Task requirements: Extract all lines in the data that contain the word "Generator".

Records provided:

========================================

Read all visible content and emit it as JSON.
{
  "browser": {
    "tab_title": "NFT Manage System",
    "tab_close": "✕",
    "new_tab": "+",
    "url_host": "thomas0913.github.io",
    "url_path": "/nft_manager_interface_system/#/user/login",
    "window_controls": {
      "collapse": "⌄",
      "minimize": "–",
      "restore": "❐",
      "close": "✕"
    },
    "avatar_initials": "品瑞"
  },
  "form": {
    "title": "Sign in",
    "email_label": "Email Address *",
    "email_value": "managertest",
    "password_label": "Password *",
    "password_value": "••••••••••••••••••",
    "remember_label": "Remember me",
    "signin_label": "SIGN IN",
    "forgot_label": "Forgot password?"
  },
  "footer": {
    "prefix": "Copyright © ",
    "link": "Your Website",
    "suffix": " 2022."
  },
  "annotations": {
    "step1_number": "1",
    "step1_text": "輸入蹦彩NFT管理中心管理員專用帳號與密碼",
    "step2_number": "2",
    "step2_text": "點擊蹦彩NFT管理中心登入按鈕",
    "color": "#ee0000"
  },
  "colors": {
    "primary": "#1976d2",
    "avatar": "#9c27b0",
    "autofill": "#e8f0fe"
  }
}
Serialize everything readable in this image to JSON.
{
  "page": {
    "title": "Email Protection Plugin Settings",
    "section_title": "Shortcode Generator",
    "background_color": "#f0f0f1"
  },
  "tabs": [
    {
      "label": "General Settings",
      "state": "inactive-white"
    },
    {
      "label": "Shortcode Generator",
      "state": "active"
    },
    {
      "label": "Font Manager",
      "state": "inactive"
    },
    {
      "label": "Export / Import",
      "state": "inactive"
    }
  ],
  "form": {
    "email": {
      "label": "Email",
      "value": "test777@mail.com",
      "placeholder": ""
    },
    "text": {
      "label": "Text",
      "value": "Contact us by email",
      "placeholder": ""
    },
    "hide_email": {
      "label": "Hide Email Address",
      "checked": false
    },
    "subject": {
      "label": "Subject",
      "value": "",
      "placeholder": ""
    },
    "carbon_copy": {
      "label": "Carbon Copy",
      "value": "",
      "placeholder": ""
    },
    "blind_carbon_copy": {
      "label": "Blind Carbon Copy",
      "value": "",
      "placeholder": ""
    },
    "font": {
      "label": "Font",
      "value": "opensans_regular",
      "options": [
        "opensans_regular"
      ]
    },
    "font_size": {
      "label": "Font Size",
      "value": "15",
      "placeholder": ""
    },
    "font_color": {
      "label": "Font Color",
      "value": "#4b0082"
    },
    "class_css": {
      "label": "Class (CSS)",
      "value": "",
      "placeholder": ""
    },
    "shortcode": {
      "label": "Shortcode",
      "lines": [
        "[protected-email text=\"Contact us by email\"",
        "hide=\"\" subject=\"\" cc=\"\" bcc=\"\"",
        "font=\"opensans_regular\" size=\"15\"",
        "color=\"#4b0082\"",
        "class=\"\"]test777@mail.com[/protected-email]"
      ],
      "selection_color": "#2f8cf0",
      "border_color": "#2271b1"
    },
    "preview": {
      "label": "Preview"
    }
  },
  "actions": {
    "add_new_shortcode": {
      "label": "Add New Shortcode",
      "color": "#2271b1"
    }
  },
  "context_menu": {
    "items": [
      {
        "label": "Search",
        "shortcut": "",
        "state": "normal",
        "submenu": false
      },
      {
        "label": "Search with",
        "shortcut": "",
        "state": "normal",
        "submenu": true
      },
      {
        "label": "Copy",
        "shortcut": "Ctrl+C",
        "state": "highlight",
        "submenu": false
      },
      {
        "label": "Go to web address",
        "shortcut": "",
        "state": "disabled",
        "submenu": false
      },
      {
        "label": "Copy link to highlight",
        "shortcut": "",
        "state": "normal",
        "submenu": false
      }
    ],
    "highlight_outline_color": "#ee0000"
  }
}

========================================

Solution for this task:
    "section_title": "Shortcode Generator",
      "label": "Shortcode Generator",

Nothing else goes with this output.